━━ Material supplied ━━

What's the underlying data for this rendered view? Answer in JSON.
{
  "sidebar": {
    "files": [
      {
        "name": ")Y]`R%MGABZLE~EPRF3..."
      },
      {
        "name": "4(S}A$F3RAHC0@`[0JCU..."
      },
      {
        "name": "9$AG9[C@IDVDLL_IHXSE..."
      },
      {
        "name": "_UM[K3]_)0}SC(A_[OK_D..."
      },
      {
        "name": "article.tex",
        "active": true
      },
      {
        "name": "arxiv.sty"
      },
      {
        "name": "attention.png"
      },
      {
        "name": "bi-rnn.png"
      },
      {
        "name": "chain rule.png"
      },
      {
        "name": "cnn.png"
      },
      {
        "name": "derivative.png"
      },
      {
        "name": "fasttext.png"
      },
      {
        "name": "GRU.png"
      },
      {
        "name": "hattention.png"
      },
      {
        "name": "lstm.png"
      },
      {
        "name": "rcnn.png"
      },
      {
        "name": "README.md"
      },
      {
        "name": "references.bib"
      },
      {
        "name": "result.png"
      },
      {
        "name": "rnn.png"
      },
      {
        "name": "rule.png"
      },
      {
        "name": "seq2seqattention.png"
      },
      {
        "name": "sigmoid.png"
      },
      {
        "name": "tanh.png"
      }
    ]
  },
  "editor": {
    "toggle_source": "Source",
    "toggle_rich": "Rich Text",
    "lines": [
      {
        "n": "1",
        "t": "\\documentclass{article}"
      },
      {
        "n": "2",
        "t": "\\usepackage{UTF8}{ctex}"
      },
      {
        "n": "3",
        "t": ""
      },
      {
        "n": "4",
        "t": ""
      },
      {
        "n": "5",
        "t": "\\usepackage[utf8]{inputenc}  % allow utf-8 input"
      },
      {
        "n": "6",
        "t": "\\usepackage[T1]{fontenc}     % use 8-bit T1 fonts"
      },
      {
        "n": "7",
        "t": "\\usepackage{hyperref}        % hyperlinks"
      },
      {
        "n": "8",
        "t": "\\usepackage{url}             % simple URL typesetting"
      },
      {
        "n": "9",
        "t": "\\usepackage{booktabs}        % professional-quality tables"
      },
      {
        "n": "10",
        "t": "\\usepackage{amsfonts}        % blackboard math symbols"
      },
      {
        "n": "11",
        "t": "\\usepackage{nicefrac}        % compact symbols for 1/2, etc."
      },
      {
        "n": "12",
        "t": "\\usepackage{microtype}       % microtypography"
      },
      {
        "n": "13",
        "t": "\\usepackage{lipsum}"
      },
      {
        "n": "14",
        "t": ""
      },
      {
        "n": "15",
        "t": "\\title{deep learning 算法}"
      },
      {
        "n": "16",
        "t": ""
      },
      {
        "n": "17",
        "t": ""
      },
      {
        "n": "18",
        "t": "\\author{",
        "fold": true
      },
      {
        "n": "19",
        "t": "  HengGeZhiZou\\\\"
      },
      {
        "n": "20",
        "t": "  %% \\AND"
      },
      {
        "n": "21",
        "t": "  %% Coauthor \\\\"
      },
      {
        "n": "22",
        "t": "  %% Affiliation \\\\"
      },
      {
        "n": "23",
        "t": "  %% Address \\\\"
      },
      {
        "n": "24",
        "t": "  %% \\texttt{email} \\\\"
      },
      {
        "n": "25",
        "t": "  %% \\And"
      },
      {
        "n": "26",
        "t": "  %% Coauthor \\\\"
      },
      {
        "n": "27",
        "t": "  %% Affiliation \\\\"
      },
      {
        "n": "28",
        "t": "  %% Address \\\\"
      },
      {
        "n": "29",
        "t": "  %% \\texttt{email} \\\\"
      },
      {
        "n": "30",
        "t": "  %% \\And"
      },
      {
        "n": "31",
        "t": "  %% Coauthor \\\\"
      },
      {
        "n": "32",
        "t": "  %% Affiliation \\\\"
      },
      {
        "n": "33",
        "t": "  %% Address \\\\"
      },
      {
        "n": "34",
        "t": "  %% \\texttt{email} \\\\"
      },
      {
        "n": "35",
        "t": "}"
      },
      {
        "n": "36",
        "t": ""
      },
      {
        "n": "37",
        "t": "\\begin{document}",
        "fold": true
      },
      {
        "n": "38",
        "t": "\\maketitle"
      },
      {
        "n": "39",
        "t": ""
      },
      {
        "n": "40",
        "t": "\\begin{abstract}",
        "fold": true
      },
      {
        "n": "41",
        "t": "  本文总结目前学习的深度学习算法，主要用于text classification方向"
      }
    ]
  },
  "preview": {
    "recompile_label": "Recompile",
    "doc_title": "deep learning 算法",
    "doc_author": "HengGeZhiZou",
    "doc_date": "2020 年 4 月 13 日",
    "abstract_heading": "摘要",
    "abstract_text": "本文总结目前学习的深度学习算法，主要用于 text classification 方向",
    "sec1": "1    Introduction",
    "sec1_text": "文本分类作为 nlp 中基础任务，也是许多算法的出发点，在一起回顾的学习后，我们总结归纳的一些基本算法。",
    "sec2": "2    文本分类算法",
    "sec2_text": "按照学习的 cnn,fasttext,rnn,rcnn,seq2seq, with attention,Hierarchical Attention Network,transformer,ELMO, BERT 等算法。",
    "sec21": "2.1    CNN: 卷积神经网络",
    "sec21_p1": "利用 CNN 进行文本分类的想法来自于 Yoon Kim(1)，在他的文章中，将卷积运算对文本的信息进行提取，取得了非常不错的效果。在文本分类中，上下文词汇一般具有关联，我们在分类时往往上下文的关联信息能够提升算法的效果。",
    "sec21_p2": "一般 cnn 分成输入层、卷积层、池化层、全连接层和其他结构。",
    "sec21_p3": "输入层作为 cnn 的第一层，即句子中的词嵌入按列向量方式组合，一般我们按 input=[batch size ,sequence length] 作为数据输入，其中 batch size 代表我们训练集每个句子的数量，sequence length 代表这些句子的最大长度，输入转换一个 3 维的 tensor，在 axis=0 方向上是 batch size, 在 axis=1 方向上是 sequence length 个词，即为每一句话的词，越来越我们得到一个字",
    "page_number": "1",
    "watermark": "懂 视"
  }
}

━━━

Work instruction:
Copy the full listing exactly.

Worked solution:
What's the underlying data for this rendered view? Answer in JSON.
{
  "sidebar": {
    "files": [
      {
        "name": ")Y]`R%MGABZLE~EPRF3..."
      },
      {
        "name": "4(S}A$F3RAHC0@`[0JCU..."
      },
      {
        "name": "9$AG9[C@IDVDLL_IHXSE..."
      },
      {
        "name": "_UM[K3]_)0}SC(A_[OK_D..."
      },
      {
        "name": "article.tex",
        "active": true
      },
      {
        "name": "arxiv.sty"
      },
      {
        "name": "attention.png"
      },
      {
        "name": "bi-rnn.png"
      },
      {
        "name": "chain rule.png"
      },
      {
        "name": "cnn.png"
      },
      {
        "name": "derivative.png"
      },
      {
        "name": "fasttext.png"
      },
      {
        "name": "GRU.png"
      },
      {
        "name": "hattention.png"
      },
      {
        "name": "lstm.png"
      },
      {
        "name": "rcnn.png"
      },
      {
        "name": "README.md"
      },
      {
        "name": "references.bib"
      },
      {
        "name": "result.png"
      },
      {
        "name": "rnn.png"
      },
      {
        "name": "rule.png"
      },
      {
        "name": "seq2seqattention.png"
      },
      {
        "name": "sigmoid.png"
      },
      {
        "name": "tanh.png"
      }
    ]
  },
  "editor": {
    "toggle_source": "Source",
    "toggle_rich": "Rich Text",
    "lines": [
      {
        "n": "1",
        "t": "\\documentclass{article}"
      },
      {
        "n": "2",
        "t": "\\usepackage{UTF8}{ctex}"
      },
      {
        "n": "3",
        "t": ""
      },
      {
        "n": "4",
        "t": ""
      },
      {
        "n": "5",
        "t": "\\usepackage[utf8]{inputenc}  % allow utf-8 input"
      },
      {
        "n": "6",
        "t": "\\usepackage[T1]{fontenc}     % use 8-bit T1 fonts"
      },
      {
        "n": "7",
        "t": "\\usepackage{hyperref}        % hyperlinks"
      },
      {
        "n": "8",
        "t": "\\usepackage{url}             % simple URL typesetting"
      },
      {
        "n": "9",
        "t": "\\usepackage{booktabs}        % professional-quality tables"
      },
      {
        "n": "10",
        "t": "\\usepackage{amsfonts}        % blackboard math symbols"
      },
      {
        "n": "11",
        "t": "\\usepackage{nicefrac}        % compact symbols for 1/2, etc."
      },
      {
        "n": "12",
        "t": "\\usepackage{microtype}       % microtypography"
      },
      {
        "n": "13",
        "t": "\\usepackage{lipsum}"
      },
      {
        "n": "14",
        "t": ""
      },
      {
        "n": "15",
        "t": "\\title{deep learning 算法}"
      },
      {
        "n": "16",
        "t": ""
      },
      {
        "n": "17",
        "t": ""
      },
      {
        "n": "18",
        "t": "\\author{",
        "fold": true
      },
      {
        "n": "19",
        "t": "  HengGeZhiZou\\\\"
      },
      {
        "n": "20",
        "t": "  %% \\AND"
      },
      {
        "n": "21",
        "t": "  %% Coauthor \\\\"
      },
      {
        "n": "22",
        "t": "  %% Affiliation \\\\"
      },
      {
        "n": "23",
        "t": "  %% Address \\\\"
      },
      {
        "n": "24",
        "t": "  %% \\texttt{email} \\\\"
      },
      {
        "n": "25",
        "t": "  %% \\And"
      },
      {
        "n": "26",
        "t": "  %% Coauthor \\\\"
      },
      {
        "n": "27",
        "t": "  %% Affiliation \\\\"
      },
      {
        "n": "28",
        "t": "  %% Address \\\\"
      },
      {
        "n": "29",
        "t": "  %% \\texttt{email} \\\\"
      },
      {
        "n": "30",
        "t": "  %% \\And"
      },
      {
        "n": "31",
        "t": "  %% Coauthor \\\\"
      },
      {
        "n": "32",
        "t": "  %% Affiliation \\\\"
      },
      {
        "n": "33",
        "t": "  %% Address \\\\"
      },
      {
        "n": "34",
        "t": "  %% \\texttt{email} \\\\"
      },
      {
        "n": "35",
        "t": "}"
      },
      {
        "n": "36",
        "t": ""
      },
      {
        "n": "37",
        "t": "\\begin{document}",
        "fold": true
      },
      {
        "n": "38",
        "t": "\\maketitle"
      },
      {
        "n": "39",
        "t": ""
      },
      {
        "n": "40",
        "t": "\\begin{abstract}",
        "fold": true
      },
      {
        "n": "41",
        "t": "  本文总结目前学习的深度学习算法，主要用于text classification方向"
      }
    ]
  },
  "preview": {
    "recompile_label": "Recompile",
    "doc_title": "deep learning 算法",
    "doc_author": "HengGeZhiZou",
    "doc_date": "2020 年 4 月 13 日",
    "abstract_heading": "摘要",
    "abstract_text": "本文总结目前学习的深度学习算法，主要用于 text classification 方向",
    "sec1": "1    Introduction",
    "sec1_text": "文本分类作为 nlp 中基础任务，也是许多算法的出发点，在一起回顾的学习后，我们总结归纳的一些基本算法。",
    "sec2": "2    文本分类算法",
    "sec2_text": "按照学习的 cnn,fasttext,rnn,rcnn,seq2seq, with attention,Hierarchical Attention Network,transformer,ELMO, BERT 等算法。",
    "sec21": "2.1    CNN: 卷积神经网络",
    "sec21_p1": "利用 CNN 进行文本分类的想法来自于 Yoon Kim(1)，在他的文章中，将卷积运算对文本的信息进行提取，取得了非常不错的效果。在文本分类中，上下文词汇一般具有关联，我们在分类时往往上下文的关联信息能够提升算法的效果。",
    "sec21_p2": "一般 cnn 分成输入层、卷积层、池化层、全连接层和其他结构。",
    "sec21_p3": "输入层作为 cnn 的第一层，即句子中的词嵌入按列向量方式组合，一般我们按 input=[batch size ,sequence length] 作为数据输入，其中 batch size 代表我们训练集每个句子的数量，sequence length 代表这些句子的最大长度，输入转换一个 3 维的 tensor，在 axis=0 方向上是 batch size, 在 axis=1 方向上是 sequence length 个词，即为每一句话的词，越来越我们得到一个字",
    "page_number": "1",
    "watermark": "懂 视"
  }
}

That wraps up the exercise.